##### MATERIAL PROVIDED

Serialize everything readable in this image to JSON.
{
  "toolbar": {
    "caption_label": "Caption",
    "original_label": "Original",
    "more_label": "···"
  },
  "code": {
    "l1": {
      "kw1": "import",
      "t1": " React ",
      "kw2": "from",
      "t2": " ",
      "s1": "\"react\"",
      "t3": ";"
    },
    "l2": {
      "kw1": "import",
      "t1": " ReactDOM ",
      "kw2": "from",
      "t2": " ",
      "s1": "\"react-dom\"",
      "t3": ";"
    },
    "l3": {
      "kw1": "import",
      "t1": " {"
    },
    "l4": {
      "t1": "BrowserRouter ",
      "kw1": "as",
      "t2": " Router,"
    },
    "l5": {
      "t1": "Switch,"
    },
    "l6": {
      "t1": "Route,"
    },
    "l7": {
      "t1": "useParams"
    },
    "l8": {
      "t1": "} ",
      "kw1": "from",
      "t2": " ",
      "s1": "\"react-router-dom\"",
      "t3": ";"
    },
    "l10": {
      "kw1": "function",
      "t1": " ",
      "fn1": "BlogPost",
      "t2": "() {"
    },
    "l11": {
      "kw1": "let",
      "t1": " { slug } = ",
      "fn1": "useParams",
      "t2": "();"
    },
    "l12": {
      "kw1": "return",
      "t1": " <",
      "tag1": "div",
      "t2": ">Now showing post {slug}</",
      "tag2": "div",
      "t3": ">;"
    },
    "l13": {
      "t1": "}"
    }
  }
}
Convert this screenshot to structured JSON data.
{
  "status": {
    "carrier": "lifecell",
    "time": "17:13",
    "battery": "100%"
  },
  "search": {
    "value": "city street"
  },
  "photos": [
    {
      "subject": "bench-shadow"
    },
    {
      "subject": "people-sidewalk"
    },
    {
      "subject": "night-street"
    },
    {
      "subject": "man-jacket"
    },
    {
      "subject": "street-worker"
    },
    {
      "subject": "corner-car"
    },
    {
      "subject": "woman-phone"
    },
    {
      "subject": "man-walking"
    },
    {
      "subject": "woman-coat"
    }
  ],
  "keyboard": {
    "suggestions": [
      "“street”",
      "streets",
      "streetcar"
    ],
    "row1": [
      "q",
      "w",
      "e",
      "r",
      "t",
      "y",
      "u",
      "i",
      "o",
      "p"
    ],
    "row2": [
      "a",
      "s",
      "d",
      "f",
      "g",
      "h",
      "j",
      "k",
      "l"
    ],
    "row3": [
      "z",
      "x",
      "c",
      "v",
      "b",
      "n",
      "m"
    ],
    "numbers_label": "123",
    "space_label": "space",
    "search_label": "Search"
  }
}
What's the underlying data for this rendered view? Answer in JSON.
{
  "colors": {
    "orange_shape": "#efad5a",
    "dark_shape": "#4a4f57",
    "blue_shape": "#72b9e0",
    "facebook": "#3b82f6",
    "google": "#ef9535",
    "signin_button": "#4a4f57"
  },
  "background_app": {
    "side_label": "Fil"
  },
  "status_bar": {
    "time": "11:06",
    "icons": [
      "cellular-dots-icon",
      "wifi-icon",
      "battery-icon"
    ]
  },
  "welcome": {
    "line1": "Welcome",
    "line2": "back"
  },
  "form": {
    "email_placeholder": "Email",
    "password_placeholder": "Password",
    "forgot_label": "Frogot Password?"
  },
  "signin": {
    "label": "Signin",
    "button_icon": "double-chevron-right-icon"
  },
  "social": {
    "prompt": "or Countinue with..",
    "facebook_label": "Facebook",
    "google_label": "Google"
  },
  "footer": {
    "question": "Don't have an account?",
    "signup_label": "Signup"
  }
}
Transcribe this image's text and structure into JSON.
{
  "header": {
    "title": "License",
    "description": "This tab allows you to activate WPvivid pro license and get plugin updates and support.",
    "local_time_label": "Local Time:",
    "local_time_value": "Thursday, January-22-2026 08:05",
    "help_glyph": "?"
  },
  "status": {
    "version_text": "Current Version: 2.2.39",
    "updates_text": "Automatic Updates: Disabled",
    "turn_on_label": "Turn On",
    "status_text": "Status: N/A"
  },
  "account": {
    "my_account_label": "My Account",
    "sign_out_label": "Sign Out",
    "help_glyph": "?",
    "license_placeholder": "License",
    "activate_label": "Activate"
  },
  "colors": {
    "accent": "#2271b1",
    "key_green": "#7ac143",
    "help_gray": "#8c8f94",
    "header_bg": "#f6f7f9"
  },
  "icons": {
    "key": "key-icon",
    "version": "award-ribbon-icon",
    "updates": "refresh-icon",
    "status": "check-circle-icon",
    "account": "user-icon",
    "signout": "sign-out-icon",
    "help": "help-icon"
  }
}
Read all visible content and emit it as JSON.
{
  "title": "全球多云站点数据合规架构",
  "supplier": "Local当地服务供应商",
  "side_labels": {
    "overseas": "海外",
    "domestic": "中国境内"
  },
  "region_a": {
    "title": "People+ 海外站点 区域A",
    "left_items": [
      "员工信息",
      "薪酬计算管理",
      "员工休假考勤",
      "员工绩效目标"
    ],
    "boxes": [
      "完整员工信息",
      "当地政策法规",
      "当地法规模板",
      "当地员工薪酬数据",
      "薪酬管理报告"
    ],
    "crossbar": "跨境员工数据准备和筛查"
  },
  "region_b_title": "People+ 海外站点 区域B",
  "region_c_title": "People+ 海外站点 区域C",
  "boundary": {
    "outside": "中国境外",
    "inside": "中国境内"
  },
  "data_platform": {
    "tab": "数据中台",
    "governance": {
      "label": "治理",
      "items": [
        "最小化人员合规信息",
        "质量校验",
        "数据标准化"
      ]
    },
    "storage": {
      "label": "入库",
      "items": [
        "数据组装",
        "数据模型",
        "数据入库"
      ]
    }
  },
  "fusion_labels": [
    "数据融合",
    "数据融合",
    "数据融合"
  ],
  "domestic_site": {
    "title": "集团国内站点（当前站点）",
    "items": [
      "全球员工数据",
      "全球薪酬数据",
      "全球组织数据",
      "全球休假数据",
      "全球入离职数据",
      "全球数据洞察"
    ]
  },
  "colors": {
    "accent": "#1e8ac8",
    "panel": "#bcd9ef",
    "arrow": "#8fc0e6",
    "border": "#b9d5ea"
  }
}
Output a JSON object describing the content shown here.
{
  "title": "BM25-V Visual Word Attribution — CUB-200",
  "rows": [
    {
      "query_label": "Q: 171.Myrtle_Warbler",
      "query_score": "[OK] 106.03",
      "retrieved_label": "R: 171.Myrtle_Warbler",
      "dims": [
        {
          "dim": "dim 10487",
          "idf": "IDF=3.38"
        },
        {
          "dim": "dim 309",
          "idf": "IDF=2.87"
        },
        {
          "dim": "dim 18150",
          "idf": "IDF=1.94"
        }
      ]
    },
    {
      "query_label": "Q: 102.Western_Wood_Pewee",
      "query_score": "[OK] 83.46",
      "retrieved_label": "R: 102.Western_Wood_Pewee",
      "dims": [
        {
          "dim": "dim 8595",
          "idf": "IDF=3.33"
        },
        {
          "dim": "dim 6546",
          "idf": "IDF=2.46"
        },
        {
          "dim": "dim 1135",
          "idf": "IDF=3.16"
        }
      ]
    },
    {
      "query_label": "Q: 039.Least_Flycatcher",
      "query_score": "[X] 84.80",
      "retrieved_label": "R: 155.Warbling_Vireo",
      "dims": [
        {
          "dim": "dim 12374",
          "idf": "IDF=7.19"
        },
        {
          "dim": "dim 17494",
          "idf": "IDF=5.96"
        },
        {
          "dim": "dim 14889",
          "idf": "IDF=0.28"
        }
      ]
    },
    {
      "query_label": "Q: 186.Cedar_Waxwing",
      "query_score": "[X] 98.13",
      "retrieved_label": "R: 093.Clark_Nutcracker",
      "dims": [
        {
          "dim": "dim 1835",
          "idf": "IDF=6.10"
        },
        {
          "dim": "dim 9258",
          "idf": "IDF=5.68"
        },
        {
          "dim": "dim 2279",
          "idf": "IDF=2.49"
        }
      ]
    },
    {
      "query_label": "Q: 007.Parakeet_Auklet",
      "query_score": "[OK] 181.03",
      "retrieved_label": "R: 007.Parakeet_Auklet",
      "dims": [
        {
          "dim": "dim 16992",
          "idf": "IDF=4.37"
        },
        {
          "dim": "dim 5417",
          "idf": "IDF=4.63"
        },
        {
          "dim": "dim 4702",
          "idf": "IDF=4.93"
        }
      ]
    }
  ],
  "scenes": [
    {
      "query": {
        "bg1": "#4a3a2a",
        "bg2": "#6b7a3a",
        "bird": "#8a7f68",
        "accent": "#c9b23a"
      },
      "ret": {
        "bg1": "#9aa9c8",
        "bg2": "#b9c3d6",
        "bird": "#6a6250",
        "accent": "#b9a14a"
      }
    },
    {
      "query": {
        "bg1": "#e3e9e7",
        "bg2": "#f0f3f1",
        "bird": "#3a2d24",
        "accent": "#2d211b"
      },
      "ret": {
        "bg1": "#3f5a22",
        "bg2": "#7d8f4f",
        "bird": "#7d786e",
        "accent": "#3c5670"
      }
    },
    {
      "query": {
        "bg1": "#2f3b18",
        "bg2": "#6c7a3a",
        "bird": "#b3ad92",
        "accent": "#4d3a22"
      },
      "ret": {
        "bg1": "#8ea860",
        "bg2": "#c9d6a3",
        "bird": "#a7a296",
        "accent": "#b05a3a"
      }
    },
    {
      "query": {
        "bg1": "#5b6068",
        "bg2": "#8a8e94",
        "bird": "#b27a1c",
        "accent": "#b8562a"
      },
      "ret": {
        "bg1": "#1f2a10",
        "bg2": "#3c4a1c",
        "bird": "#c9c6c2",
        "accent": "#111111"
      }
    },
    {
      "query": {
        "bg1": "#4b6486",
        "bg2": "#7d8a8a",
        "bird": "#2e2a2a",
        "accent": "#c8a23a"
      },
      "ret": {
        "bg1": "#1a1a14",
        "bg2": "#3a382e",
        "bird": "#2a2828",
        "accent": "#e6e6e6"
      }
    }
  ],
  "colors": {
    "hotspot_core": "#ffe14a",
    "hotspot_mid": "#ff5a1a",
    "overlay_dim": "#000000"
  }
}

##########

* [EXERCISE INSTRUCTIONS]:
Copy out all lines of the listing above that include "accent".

* [YOUR RESPONSE]:
    "accent": "#2271b1",
    "accent": "#1e8ac8",
        "accent": "#c9b23a"
        "accent": "#b9a14a"
        "accent": "#2d211b"
        "accent": "#3c5670"
        "accent": "#4d3a22"
        "accent": "#b05a3a"
        "accent": "#b8562a"
        "accent": "#111111"
        "accent": "#c8a23a"
        "accent": "#e6e6e6"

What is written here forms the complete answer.